Collect all lines from the listing that include the string "Military".

::: SUPPLIED RECORDS :::

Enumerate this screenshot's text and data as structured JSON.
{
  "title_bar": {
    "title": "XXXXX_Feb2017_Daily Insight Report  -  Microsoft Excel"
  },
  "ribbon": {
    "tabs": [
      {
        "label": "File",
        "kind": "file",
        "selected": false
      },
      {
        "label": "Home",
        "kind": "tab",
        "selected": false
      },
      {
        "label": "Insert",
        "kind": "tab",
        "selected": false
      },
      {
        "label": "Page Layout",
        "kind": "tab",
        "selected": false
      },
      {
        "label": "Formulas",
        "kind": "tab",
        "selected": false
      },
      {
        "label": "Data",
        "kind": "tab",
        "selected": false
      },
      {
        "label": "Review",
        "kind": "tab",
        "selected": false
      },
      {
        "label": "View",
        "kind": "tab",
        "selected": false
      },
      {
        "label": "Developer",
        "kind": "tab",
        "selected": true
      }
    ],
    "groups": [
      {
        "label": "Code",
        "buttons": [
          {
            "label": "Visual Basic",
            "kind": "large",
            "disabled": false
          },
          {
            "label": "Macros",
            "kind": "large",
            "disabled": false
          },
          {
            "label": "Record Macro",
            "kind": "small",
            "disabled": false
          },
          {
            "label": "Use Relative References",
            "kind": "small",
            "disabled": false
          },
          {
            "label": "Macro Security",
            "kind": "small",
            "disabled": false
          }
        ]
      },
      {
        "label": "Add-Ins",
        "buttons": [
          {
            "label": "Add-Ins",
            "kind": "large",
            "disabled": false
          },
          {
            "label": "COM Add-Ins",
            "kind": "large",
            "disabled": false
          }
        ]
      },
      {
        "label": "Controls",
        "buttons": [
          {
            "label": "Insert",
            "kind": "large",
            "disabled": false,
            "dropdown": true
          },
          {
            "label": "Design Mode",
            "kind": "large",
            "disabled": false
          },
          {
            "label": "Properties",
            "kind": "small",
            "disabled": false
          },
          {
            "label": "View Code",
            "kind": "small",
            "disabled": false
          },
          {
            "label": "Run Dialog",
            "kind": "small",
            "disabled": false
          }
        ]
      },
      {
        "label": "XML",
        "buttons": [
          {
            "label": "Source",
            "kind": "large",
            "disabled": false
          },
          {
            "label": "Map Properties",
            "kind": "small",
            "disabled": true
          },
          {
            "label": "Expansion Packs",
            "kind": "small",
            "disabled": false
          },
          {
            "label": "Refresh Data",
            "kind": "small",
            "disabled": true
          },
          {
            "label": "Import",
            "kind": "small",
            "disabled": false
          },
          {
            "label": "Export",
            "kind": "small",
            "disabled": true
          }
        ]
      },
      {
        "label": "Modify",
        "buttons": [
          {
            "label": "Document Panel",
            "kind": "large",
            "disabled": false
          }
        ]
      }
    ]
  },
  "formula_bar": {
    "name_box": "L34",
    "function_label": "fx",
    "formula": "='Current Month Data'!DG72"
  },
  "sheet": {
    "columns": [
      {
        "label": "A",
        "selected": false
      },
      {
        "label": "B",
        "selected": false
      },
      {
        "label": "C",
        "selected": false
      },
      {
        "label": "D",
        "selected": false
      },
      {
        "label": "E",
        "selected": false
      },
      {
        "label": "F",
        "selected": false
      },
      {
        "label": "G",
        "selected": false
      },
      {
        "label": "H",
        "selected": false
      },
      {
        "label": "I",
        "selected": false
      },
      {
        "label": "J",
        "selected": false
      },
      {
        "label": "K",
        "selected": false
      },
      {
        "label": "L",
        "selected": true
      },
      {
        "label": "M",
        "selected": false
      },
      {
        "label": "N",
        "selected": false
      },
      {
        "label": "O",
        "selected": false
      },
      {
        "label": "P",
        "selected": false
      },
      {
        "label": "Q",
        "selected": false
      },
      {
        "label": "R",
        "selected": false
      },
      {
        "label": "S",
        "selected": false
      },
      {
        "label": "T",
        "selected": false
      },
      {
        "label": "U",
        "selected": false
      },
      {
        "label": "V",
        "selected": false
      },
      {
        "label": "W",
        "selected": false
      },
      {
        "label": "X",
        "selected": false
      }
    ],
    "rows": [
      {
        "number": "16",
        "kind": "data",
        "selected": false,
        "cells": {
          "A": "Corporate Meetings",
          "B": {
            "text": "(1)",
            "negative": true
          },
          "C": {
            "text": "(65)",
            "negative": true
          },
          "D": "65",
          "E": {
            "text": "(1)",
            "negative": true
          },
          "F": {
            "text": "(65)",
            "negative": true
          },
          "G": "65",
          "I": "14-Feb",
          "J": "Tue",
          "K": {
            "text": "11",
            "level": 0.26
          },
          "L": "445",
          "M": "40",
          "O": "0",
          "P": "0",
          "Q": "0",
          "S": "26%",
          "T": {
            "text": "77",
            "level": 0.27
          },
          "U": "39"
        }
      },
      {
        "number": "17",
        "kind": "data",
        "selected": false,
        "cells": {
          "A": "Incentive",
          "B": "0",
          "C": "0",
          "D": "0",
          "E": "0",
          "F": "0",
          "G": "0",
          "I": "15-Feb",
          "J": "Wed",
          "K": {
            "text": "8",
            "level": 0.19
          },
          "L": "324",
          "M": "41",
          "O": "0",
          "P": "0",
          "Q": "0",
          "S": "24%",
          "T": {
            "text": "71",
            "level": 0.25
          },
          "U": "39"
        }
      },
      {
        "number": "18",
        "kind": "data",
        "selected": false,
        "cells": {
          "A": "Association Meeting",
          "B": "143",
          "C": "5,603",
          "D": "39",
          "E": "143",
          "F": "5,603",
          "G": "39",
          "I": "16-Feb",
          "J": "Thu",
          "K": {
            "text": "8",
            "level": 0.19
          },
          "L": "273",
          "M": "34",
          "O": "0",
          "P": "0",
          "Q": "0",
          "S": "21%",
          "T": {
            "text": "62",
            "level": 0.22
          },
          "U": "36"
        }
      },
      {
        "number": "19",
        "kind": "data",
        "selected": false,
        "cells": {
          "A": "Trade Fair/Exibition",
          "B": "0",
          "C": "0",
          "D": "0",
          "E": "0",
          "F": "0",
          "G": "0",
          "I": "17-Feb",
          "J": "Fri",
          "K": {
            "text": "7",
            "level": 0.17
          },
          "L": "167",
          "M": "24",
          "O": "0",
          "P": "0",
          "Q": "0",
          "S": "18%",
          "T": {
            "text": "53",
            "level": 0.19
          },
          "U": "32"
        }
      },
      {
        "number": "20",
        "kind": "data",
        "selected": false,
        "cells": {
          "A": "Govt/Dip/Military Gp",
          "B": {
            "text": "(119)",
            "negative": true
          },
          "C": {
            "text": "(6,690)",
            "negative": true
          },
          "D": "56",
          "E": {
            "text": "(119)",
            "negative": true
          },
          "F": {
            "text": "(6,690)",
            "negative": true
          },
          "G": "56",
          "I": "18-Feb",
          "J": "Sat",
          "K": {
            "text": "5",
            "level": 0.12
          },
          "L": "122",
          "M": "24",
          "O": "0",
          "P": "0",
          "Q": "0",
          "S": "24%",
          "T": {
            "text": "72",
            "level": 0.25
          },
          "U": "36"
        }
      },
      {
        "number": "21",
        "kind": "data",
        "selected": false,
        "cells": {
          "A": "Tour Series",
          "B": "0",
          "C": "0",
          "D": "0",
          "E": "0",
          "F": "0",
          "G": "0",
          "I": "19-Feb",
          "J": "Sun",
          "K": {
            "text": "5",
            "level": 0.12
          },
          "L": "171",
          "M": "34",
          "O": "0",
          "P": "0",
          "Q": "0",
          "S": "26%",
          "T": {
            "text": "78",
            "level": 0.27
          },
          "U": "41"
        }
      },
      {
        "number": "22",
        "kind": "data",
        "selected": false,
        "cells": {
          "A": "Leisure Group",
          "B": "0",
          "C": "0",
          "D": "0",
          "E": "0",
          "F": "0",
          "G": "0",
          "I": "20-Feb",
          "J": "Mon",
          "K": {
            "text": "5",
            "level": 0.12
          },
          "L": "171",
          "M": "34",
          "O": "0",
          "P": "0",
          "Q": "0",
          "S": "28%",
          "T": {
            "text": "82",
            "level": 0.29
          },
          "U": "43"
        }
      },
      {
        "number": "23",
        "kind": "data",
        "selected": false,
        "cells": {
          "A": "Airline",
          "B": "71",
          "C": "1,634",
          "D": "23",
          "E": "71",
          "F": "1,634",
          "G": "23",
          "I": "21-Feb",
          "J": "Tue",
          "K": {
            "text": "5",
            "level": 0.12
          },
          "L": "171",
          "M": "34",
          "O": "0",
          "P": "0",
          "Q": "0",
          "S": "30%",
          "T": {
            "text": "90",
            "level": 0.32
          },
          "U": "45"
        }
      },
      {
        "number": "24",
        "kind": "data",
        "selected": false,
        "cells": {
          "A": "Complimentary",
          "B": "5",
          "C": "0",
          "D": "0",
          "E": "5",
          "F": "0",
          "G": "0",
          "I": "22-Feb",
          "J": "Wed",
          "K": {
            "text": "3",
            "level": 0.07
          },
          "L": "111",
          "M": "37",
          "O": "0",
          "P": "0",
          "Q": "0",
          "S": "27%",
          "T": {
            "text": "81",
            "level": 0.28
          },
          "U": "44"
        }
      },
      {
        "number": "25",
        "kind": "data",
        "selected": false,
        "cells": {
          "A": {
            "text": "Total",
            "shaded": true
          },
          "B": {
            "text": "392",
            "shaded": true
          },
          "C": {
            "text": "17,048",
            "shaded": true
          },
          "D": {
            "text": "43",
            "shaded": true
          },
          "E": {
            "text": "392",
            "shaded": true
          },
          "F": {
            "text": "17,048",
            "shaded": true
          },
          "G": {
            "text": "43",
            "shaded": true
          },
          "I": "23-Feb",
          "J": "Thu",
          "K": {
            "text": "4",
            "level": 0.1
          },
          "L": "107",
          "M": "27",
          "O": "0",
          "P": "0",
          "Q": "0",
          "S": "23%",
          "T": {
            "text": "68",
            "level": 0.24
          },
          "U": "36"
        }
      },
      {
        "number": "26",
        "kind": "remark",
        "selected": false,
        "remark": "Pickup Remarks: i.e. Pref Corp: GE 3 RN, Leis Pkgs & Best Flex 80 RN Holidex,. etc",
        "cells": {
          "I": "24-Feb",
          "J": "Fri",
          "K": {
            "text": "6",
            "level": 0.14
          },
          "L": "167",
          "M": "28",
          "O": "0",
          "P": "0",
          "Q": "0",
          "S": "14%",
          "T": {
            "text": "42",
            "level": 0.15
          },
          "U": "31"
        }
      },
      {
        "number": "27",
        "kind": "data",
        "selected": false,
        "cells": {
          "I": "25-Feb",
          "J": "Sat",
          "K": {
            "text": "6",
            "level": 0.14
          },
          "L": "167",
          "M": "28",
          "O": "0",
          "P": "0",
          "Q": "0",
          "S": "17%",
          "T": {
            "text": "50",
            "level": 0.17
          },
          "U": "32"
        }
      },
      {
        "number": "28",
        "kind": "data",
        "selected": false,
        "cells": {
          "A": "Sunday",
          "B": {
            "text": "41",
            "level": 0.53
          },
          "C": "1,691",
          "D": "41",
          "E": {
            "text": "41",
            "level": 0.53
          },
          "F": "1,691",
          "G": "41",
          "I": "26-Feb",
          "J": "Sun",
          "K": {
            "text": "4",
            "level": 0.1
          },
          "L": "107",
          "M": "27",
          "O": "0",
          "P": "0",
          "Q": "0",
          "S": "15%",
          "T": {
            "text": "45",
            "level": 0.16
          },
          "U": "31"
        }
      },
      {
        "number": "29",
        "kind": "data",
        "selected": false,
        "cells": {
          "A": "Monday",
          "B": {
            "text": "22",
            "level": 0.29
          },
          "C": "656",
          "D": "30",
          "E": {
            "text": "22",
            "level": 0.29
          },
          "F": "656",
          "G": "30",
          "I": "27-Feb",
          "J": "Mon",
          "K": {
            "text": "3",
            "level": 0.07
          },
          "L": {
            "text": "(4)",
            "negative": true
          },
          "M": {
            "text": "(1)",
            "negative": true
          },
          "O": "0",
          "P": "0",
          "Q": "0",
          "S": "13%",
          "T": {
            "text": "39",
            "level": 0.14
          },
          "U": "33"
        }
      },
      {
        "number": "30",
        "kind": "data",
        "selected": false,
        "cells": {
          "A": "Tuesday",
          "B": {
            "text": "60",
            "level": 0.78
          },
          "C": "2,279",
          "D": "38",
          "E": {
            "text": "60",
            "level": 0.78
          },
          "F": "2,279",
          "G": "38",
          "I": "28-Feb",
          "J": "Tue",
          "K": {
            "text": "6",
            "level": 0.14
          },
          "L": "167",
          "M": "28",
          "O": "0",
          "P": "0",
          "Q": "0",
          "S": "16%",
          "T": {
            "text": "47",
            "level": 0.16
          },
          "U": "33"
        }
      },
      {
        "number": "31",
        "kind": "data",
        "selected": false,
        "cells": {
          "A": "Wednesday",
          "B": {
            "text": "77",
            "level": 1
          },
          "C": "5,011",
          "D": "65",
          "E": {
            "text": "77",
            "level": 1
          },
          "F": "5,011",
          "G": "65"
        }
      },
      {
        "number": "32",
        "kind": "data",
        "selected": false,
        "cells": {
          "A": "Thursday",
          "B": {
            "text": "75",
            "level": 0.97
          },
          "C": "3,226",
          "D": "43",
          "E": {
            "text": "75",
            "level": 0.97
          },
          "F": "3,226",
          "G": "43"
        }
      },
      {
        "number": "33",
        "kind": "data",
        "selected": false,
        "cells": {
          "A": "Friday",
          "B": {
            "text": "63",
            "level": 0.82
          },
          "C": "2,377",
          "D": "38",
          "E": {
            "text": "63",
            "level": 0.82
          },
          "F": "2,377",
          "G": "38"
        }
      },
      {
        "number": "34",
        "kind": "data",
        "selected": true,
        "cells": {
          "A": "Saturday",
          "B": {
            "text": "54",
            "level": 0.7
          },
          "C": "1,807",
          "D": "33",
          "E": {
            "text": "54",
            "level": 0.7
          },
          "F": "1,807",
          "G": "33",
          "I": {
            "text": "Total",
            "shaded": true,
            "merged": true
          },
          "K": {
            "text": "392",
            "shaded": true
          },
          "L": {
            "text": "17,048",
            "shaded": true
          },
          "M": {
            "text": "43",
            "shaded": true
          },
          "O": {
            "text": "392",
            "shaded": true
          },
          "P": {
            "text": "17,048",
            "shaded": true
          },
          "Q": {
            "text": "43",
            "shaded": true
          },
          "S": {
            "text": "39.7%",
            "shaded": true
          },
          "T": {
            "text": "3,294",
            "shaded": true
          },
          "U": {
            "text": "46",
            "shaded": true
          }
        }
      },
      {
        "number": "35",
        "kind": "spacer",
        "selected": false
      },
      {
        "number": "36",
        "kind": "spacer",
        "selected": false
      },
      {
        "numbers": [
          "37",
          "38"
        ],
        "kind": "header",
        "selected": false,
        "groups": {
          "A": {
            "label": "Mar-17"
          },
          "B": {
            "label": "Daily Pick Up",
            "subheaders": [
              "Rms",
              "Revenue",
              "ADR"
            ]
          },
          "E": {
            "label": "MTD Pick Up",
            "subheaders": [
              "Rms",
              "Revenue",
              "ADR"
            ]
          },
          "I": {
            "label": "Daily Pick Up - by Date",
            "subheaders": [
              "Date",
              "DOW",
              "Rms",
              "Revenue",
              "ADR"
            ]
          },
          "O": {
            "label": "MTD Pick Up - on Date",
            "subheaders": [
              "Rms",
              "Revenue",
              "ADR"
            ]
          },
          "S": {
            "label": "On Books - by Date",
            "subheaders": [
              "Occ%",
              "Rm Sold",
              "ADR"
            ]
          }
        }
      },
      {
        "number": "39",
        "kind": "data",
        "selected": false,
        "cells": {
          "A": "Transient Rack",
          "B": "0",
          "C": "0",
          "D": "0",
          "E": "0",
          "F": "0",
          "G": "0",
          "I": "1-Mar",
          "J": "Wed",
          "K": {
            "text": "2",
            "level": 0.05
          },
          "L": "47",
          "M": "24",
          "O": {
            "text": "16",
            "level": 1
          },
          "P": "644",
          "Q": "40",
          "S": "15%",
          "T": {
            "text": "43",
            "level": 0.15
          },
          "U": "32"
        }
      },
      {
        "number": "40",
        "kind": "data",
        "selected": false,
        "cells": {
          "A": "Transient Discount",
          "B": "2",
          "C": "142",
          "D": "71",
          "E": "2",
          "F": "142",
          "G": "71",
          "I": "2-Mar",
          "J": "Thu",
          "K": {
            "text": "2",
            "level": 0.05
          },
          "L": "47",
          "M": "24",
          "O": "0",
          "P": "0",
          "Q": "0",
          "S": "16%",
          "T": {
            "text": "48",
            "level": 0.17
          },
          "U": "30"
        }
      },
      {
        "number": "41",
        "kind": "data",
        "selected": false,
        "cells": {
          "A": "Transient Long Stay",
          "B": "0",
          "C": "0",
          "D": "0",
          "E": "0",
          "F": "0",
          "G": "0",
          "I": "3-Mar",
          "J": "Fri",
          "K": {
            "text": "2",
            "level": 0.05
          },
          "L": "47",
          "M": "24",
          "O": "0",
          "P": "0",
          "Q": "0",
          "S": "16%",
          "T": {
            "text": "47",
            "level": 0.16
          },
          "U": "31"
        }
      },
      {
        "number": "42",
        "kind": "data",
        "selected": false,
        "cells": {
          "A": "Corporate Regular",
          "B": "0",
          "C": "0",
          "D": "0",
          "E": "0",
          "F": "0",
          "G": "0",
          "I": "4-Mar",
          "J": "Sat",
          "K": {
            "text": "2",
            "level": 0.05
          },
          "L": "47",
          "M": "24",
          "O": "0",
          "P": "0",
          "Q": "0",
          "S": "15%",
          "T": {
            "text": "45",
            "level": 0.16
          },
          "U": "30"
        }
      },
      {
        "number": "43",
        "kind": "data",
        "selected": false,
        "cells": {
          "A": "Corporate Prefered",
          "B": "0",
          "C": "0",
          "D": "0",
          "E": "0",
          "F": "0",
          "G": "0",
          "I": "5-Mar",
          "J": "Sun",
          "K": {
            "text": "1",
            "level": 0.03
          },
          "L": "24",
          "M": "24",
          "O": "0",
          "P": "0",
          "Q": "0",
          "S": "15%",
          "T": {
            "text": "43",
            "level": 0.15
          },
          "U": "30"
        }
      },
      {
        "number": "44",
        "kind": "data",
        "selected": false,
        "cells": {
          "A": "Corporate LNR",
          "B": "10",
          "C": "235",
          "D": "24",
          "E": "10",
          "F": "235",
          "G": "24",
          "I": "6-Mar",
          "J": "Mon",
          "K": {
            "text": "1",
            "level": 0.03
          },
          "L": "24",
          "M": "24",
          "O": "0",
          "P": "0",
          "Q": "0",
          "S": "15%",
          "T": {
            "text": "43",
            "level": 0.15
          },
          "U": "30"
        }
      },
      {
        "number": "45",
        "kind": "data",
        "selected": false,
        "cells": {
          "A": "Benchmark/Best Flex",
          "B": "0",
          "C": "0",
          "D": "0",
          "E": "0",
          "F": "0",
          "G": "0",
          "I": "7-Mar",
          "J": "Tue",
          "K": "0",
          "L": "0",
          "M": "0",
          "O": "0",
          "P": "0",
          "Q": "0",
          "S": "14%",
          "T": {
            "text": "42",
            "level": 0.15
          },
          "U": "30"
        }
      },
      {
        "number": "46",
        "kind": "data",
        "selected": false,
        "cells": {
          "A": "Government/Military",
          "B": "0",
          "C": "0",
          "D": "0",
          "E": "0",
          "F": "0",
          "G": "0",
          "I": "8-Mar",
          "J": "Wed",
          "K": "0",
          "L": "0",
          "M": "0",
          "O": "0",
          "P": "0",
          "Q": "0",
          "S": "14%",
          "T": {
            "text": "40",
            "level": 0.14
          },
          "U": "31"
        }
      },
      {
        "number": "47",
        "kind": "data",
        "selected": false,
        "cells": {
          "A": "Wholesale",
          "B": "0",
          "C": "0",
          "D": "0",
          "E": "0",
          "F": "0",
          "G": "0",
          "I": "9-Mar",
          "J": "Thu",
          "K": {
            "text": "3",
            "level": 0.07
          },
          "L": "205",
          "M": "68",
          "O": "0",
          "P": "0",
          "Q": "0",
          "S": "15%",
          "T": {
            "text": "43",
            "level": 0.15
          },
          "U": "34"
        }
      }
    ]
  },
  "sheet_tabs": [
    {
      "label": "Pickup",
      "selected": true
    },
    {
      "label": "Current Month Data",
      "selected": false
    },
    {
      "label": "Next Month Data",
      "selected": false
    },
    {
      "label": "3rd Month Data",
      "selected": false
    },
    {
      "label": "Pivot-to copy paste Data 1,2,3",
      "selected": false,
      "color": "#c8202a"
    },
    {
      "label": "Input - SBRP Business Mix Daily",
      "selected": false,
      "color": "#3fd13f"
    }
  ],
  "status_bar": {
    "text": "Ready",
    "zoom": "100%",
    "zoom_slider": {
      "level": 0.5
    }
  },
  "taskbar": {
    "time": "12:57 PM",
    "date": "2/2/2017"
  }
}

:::

SOLVED PROBLEM:
          "A": "Govt/Dip/Military Gp",
          "A": "Government/Military",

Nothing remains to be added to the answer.